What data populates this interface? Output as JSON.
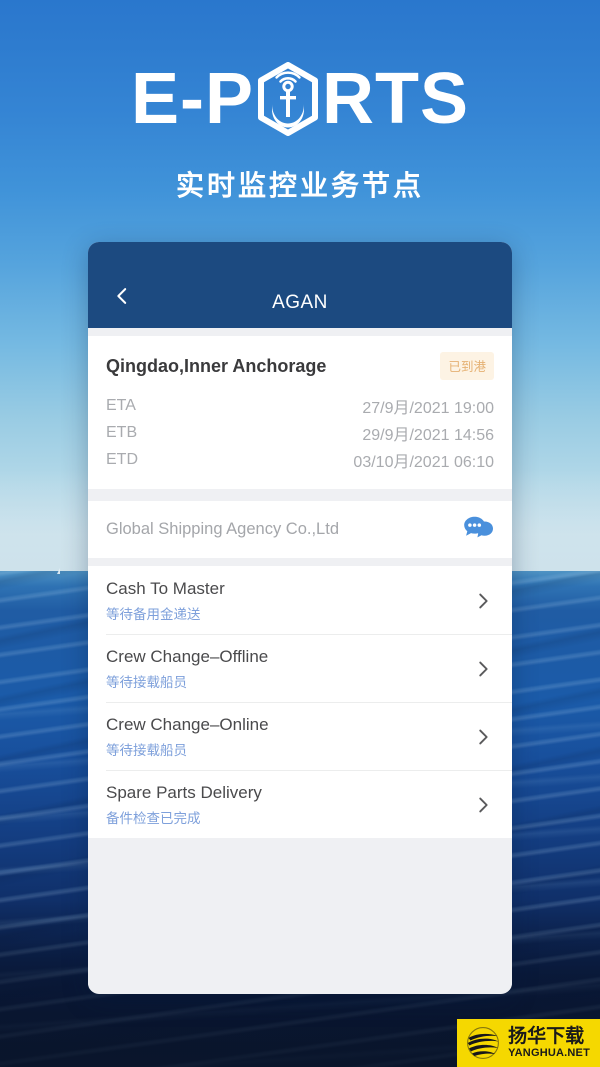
{
  "brand": {
    "logo_prefix": "E-P",
    "logo_suffix": "RTS",
    "logo_mark_icon": "hexagon-anchor-icon",
    "tagline": "实时监控业务节点",
    "sky_top_color": "#2a77cd",
    "sea_bottom_color": "#0c1b31"
  },
  "app": {
    "navbar": {
      "back_icon": "chevron-left-icon",
      "title": "AGAN",
      "bg_color": "#1c4a80"
    },
    "port": {
      "name": "Qingdao,Inner Anchorage",
      "status_badge": "已到港",
      "badge_bg_color": "#fdf3e4",
      "badge_text_color": "#e5b173",
      "schedule": [
        {
          "key": "ETA",
          "value": "27/9月/2021 19:00"
        },
        {
          "key": "ETB",
          "value": "29/9月/2021 14:56"
        },
        {
          "key": "ETD",
          "value": "03/10月/2021 06:10"
        }
      ]
    },
    "agency": {
      "name": "Global Shipping Agency Co.,Ltd",
      "chat_icon": "chat-bubbles-icon",
      "chat_icon_color": "#4a90dc"
    },
    "tasks": [
      {
        "title": "Cash To Master",
        "status": "等待备用金递送",
        "chevron_icon": "chevron-right-icon"
      },
      {
        "title": "Crew Change–Offline",
        "status": "等待接载船员",
        "chevron_icon": "chevron-right-icon"
      },
      {
        "title": "Crew Change–Online",
        "status": "等待接载船员",
        "chevron_icon": "chevron-right-icon"
      },
      {
        "title": "Spare Parts Delivery",
        "status": "备件检查已完成",
        "chevron_icon": "chevron-right-icon"
      }
    ],
    "task_status_color": "#7ea0db"
  },
  "watermark": {
    "cn": "扬华下载",
    "en": "YANGHUA.NET",
    "logo_icon": "globe-swoosh-icon",
    "bg_color": "#f5d800"
  }
}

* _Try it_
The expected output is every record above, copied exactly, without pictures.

* _Solution_
What data populates this interface? Output as JSON.
{
  "brand": {
    "logo_prefix": "E-P",
    "logo_suffix": "RTS",
    "logo_mark_icon": "hexagon-anchor-icon",
    "tagline": "实时监控业务节点",
    "sky_top_color": "#2a77cd",
    "sea_bottom_color": "#0c1b31"
  },
  "app": {
    "navbar": {
      "back_icon": "chevron-left-icon",
      "title": "AGAN",
      "bg_color": "#1c4a80"
    },
    "port": {
      "name": "Qingdao,Inner Anchorage",
      "status_badge": "已到港",
      "badge_bg_color": "#fdf3e4",
      "badge_text_color": "#e5b173",
      "schedule": [
        {
          "key": "ETA",
          "value": "27/9月/2021 19:00"
        },
        {
          "key": "ETB",
          "value": "29/9月/2021 14:56"
        },
        {
          "key": "ETD",
          "value": "03/10月/2021 06:10"
        }
      ]
    },
    "agency": {
      "name": "Global Shipping Agency Co.,Ltd",
      "chat_icon": "chat-bubbles-icon",
      "chat_icon_color": "#4a90dc"
    },
    "tasks": [
      {
        "title": "Cash To Master",
        "status": "等待备用金递送",
        "chevron_icon": "chevron-right-icon"
      },
      {
        "title": "Crew Change–Offline",
        "status": "等待接载船员",
        "chevron_icon": "chevron-right-icon"
      },
      {
        "title": "Crew Change–Online",
        "status": "等待接载船员",
        "chevron_icon": "chevron-right-icon"
      },
      {
        "title": "Spare Parts Delivery",
        "status": "备件检查已完成",
        "chevron_icon": "chevron-right-icon"
      }
    ],
    "task_status_color": "#7ea0db"
  },
  "watermark": {
    "cn": "扬华下载",
    "en": "YANGHUA.NET",
    "logo_icon": "globe-swoosh-icon",
    "bg_color": "#f5d800"
  }
}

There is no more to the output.